Divorce

The expense and complexity of a divorce depends on the parties and the issues. The issues typically include equitable distribution (division of property), alimony (spousal support and maintenance), parental responsibility and timesharing (previously referred to as custody and visitation), and child support.

Uncontested Divorce

An uncontested divorce is usually the most simple and least expensive form of divorce. If the parties agree on all issues prior to filing the Petition for Dissolution of Marriage, an uncontested divorce is optimal. Generally parties who enter into a Consent Final Judgment of Dissolution of Marriage are more satisfied with the result since they have control of the outcome of their case.

Contested Divorce

A contested divorce is often more complicated and more expensive. After the Petition for Dissolution of Marriage has been filed and discovery (information gathering) has been conducted, the court will order the parties to attend mediation (a formal negotiation process) prior to going to trial. Generally parties who successfully mediate their case are more satisfied with the result since they have control of the outcome their case. If the mediation is unsuccessful, the case will proceed through the litigation process, and unless an agreement is reached in the meantime, ultimately go to trial. At trial, the judge will determine the outcome of the case and neither party will have control of the result.

Collaborative Divorce

Collaborative divorce is a new and different approach to divorce that centers around consideration and mutual respect for each other. Collaborative divorce is similar to an uncontested divorce in that the parties control the outcome of their case and the court's role is simply to enter the formalized agreement of the parties as an order of the court, rather than to make decisions for the parties.

The collaborative process is more than a "cooperative" approach to divorce - it is a structured process involving attorneys (and other professionals) who are trained in the collaborative process and operate under a code of trust with each other. For more information on collaborative divorce, or the collaborative process, please call to schedule a free consultation with our collaborative divorce attorneys.

Equitable Distribution

Florida is an equitable distribution state. Any asset or liability obtained during the marriage, regardless of how it is titled, is presumed to be marital property and must be equally divided,unless one party can show that certain property is non-marital or can show there are extenuating circumstances providing for unequal distribution.
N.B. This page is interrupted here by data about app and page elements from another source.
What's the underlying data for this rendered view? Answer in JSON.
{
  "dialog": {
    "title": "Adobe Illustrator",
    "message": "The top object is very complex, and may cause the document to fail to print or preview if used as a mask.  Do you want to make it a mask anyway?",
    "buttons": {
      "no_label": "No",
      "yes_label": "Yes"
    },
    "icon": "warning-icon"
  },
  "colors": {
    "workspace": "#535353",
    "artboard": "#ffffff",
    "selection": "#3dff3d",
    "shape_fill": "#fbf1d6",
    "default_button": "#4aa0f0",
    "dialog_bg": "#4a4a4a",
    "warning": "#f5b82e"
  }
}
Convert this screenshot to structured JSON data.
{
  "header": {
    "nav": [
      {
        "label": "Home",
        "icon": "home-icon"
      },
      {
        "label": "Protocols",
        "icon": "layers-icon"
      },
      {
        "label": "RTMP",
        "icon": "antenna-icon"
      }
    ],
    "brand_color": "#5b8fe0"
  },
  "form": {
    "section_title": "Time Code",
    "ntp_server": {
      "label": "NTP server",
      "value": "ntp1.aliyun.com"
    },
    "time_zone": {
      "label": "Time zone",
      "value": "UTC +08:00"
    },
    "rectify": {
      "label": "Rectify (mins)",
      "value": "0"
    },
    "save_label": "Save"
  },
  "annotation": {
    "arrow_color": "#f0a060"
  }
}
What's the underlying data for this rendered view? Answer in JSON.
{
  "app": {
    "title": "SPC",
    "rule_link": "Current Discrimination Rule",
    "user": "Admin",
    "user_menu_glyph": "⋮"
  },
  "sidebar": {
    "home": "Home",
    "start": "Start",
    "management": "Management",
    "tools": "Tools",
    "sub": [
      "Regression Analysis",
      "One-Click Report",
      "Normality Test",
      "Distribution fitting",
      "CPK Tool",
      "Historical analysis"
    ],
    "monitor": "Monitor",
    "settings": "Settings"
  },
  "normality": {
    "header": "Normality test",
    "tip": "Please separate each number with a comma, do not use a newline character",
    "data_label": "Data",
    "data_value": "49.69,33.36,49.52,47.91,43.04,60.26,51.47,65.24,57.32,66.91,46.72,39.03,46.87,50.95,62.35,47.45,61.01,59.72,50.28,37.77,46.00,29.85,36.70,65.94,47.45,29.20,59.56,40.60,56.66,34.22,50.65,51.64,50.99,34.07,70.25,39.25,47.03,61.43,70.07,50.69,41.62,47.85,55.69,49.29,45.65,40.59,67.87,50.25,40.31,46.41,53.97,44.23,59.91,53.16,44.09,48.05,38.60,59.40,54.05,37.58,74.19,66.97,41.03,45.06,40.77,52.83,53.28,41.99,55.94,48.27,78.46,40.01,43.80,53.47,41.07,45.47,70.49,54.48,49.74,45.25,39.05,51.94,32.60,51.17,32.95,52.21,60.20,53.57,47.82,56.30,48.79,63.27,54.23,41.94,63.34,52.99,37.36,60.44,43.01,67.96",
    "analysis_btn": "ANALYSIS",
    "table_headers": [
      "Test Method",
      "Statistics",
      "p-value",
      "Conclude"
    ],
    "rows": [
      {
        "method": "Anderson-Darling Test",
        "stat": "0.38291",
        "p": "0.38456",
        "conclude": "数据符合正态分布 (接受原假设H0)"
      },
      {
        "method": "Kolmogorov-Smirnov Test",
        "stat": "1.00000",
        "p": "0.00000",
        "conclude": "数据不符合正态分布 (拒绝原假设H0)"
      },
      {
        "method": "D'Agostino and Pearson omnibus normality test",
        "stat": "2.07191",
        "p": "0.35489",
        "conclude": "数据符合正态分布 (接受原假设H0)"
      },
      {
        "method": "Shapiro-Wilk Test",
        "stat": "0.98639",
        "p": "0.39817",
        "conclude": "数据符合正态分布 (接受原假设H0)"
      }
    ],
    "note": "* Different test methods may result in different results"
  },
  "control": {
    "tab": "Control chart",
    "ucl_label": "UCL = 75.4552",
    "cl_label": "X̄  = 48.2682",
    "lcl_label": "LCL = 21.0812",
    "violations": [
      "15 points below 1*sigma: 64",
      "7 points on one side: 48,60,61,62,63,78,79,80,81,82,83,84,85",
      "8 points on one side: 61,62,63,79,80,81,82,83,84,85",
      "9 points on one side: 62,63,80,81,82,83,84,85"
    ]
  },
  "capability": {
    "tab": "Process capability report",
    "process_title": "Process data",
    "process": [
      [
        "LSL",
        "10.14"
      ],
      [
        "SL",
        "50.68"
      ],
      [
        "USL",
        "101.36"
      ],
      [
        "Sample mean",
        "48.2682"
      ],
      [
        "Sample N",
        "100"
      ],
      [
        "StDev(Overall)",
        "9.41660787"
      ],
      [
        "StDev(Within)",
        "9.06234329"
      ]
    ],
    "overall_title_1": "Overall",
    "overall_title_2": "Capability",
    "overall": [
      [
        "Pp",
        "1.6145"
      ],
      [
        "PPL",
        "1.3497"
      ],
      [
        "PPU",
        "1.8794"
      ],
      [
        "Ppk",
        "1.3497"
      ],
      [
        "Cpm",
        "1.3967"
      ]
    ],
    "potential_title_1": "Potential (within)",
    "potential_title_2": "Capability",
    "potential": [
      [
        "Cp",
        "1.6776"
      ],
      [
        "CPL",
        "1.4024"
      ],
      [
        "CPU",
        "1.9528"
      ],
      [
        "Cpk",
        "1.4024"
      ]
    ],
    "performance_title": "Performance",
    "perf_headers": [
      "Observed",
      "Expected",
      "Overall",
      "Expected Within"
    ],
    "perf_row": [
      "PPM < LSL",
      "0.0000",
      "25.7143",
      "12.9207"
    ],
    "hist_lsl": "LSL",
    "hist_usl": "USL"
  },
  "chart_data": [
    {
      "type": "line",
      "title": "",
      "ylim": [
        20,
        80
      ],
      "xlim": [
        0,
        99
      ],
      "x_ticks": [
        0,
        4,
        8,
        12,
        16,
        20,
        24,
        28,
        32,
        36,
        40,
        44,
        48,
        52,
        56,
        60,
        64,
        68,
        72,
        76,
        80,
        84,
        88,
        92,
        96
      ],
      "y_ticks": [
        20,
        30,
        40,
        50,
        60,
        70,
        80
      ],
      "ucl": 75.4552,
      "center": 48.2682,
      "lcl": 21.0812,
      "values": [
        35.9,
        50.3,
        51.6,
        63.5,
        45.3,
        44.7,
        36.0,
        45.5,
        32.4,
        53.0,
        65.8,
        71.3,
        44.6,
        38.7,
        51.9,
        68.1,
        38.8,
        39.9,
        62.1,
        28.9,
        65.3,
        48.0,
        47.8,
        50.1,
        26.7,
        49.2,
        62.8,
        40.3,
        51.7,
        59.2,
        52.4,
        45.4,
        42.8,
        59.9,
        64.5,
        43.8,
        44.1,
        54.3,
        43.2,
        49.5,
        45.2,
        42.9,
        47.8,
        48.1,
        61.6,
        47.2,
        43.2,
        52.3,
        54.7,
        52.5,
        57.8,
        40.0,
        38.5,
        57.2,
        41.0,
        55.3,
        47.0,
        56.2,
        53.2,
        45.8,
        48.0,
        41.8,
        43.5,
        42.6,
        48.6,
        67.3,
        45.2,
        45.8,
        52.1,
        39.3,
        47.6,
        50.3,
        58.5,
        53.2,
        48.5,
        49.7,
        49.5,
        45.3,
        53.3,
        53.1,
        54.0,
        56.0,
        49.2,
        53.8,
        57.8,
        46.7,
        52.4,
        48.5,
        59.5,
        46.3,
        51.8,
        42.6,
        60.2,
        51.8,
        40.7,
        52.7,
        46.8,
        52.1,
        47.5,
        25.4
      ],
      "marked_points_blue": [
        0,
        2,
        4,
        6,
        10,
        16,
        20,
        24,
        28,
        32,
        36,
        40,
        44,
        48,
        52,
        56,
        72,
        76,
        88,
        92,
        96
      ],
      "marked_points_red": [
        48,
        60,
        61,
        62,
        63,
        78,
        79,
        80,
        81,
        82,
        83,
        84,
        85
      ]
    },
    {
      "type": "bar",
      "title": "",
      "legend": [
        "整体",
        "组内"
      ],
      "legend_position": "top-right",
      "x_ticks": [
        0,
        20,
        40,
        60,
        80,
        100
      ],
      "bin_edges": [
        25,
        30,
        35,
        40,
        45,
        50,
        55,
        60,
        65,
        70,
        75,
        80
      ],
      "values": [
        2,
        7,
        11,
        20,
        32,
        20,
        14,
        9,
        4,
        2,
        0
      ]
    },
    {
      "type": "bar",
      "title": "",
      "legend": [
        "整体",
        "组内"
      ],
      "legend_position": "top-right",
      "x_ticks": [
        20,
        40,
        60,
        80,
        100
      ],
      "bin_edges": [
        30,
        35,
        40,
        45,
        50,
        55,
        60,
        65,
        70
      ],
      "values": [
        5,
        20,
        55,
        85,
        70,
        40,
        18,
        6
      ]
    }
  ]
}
Non-marital property is usually something owned by one party prior to the marriage (pre-marital), and not co-mingled, such as a car that was paid off prior to getting married. However, if that paid off car was traded in during the marriage as a down payment for a new car, the new car may no longer be considered a non-marital asset (this is an example of co-mingling). Another example of a non-marital asset is inheritance. So long as the inheritance remains in a separate account, in that party's name alone, and is in no way co-mingled with other marital assets, the inheritance should retain its non-marital status. Please be aware that while non-marital assets may not be subject to equitable distribution, they may be factors in determining child support and alimony.

Alimony

As of July 1, 2010, there are six types of alimony: temporary, lump sum, rehabilitative, bridge-the-gap, durational, and permanent. The court can order any combination of these types of alimony; and that the alimony be paid in periodic payments, lump sum payments, or both. An award of alimony is based on need and ability to pay, however the court must consider certain factors in determining the type and amount.

Temporary alimony may be awarded during the pendency of the litigation process to provide support and maintenance until a final resolution is reached.

Lump sum alimony may be awarded to compensate a party for equitable distribution if certain factors exist that call for unequitable distribution.

Rehabilitative alimony may be awarded to assist a party in establishing the capacity for self-support.

Bridge-the-gap alimony may be awarded to assist a party by providing support to allow the party to make a transition from being married to being single.

Durational alimony may be awarded when permanent periodic alimony is inappropriate. The purpose of durational alimony is to provide a party with economic assistance for a set period of time following a marriage of short or moderate duration.

Permanent alimony may be awarded to provide for the needs and necessities of life as they were established during the marriage of the parties for a party who lacks the financial ability to meet his or her needs and necessities of life following a dissolution of marriage.

Parental Responsibility

In 2008, the Florida statutes were amended. The terms child custody and visitation were removed and replaced with parenting plan and timesharing schedule. If the parties have minor children, it must be determined where the child will spend his or her time, and when.

Child Support

Child support is determined primarily by the income of the parties. Heath insurance and employment related childcare expenses are also factors. Often, the amount of time spent with the child is taken into consideration. In Florida, parents are obligated to support their child until the age of 18 or until the child graduates high school. Sometimes parents will agree as to college expenses, but parents are not mandated as a matter of law to support their children through college.

Click here to learn about Child Custody / Timesharing